Omega History

Omega Psi Phi Fraternity, Inc. is the first international fraternal organization to be founded on the campus of a historically black college. Omega Psi Phi was founded on November 17, 1911, at Howard University in Washington, D.C. The founders were three Howard University undergraduates, — Edgar Amos Love, Oscar James Cooper and Frank Coleman. Joining them was their faculty adviser, Dr. Ernest Everett Just. From the initials of the Greek phrase meaning, “friendship is essential to the soul,” the name Omega Psi Phi was derived. That phrase was selected as the motto. Manhood, Scholarship, Perseverance, and Uplift were adopted as Cardinal Principles.

Today, Omega Psi Phi now has over 700 chapters throughout the United States, Bermuda, Bahamas, Virgin Islands, Korea, Japan, Liberia, Germany, and Kuwait. There are many notable Omega Men recognized as leaders in the arts, the sciences, academics, athletics, business, civil rights, education, government, and science sectors at the local, national and international level.
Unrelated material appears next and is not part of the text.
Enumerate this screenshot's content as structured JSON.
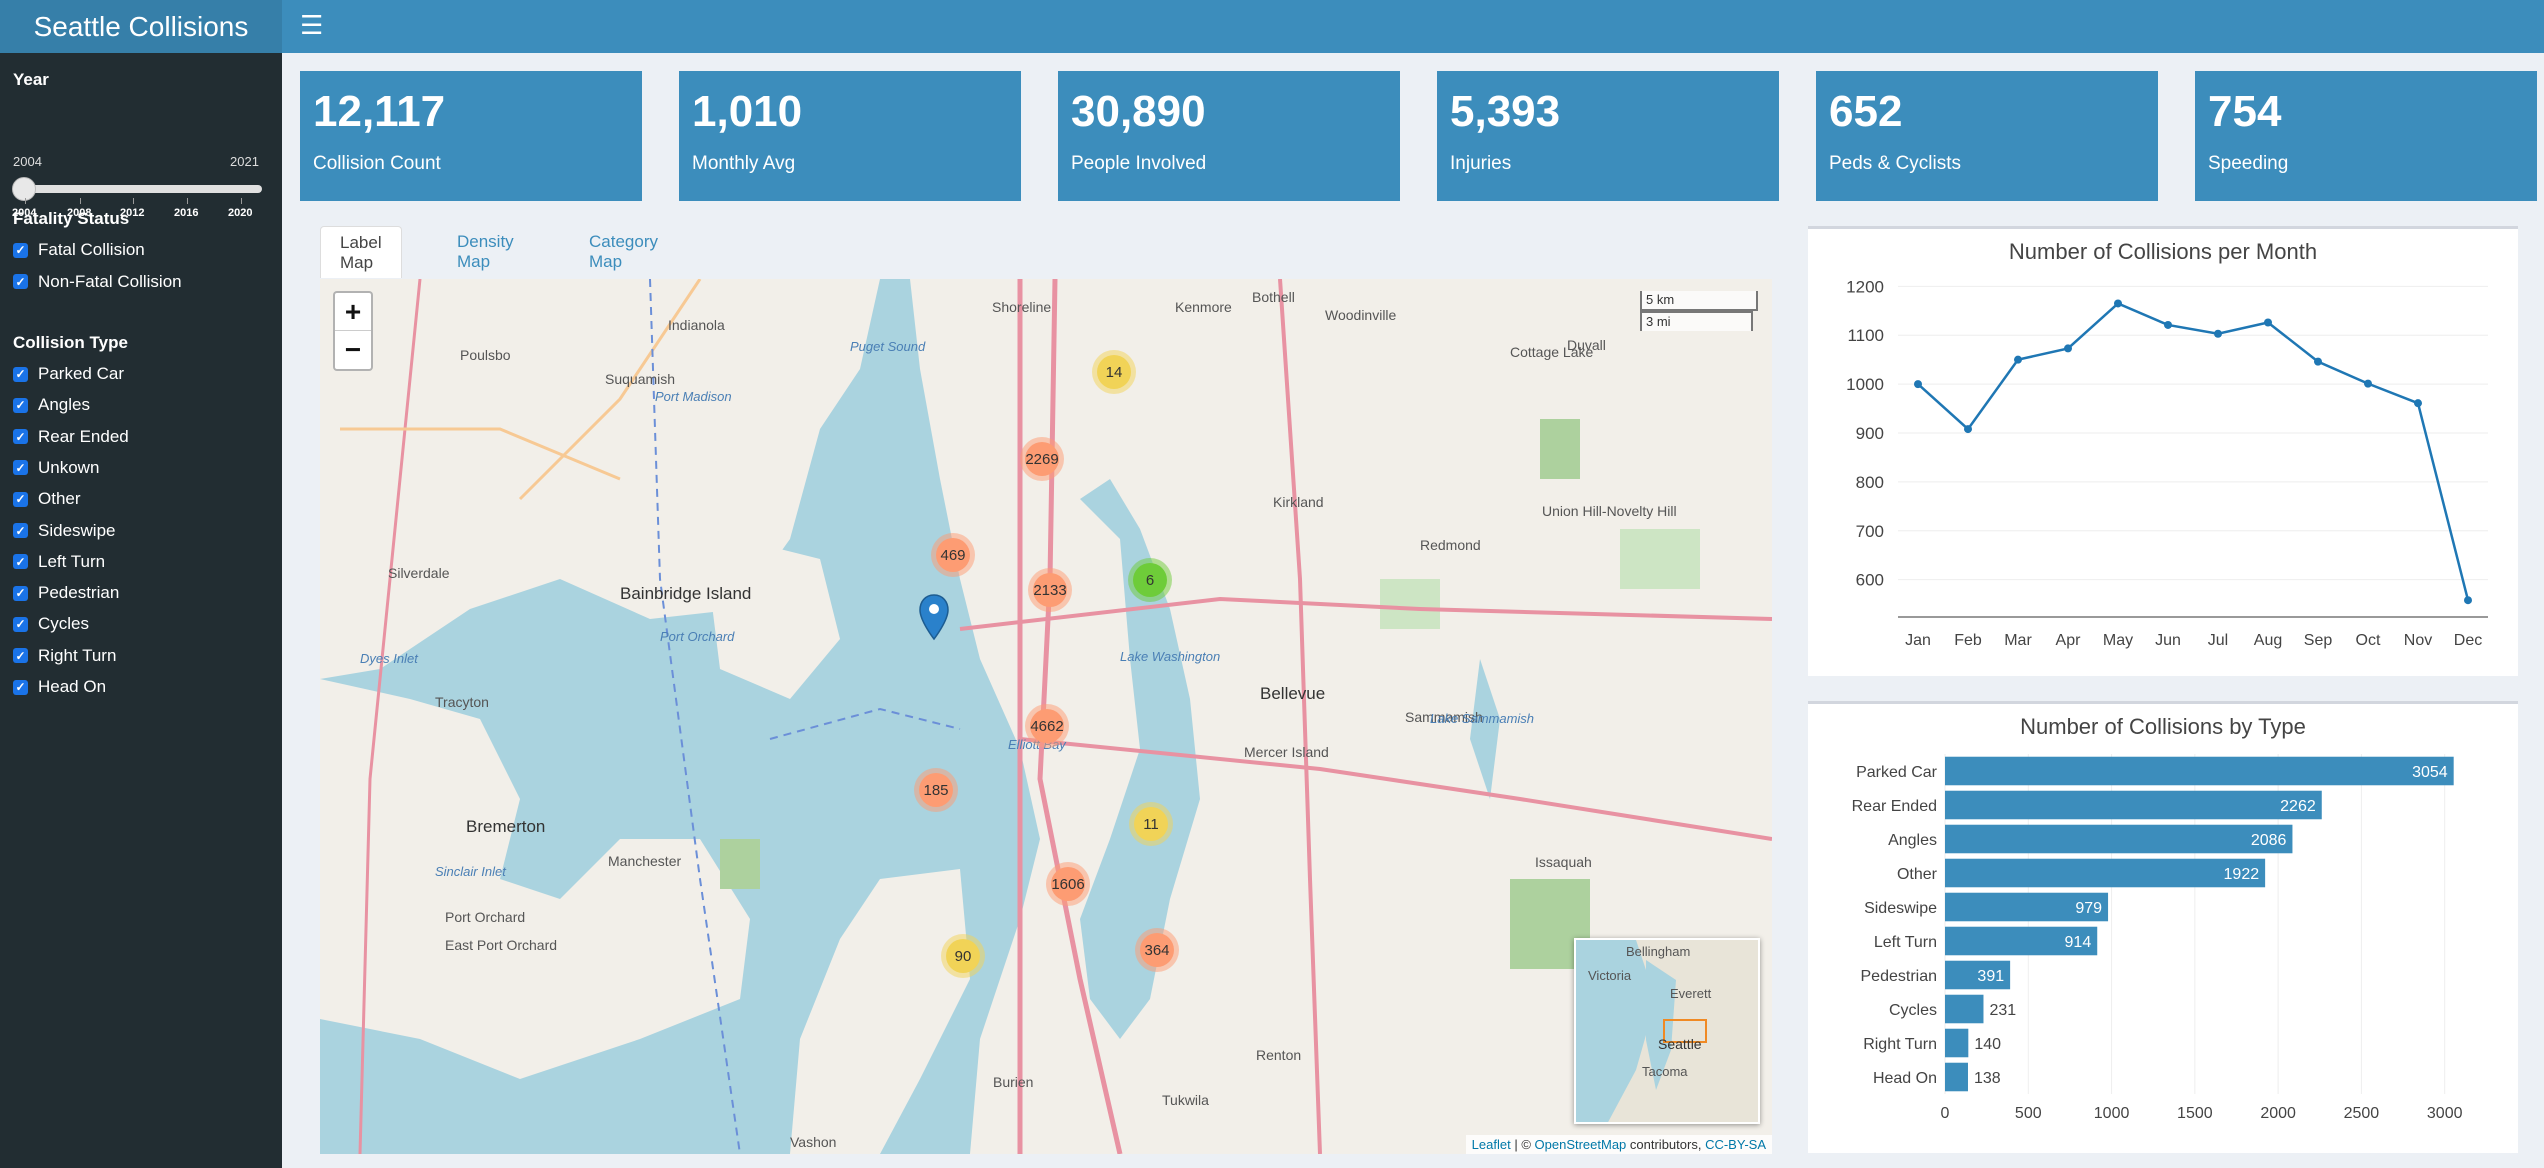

Omega continues to flourish, largely because founders — Love, Cooper, Coleman, and Just — were men of the very highest ideals and intellect. The Founders selected and attracted men of similar ideals and characteristics. It is not by accident that many of America’s great black men are or were Omega Men. There are very few Americans whose lives have not been touched by a member of the Omega Psi.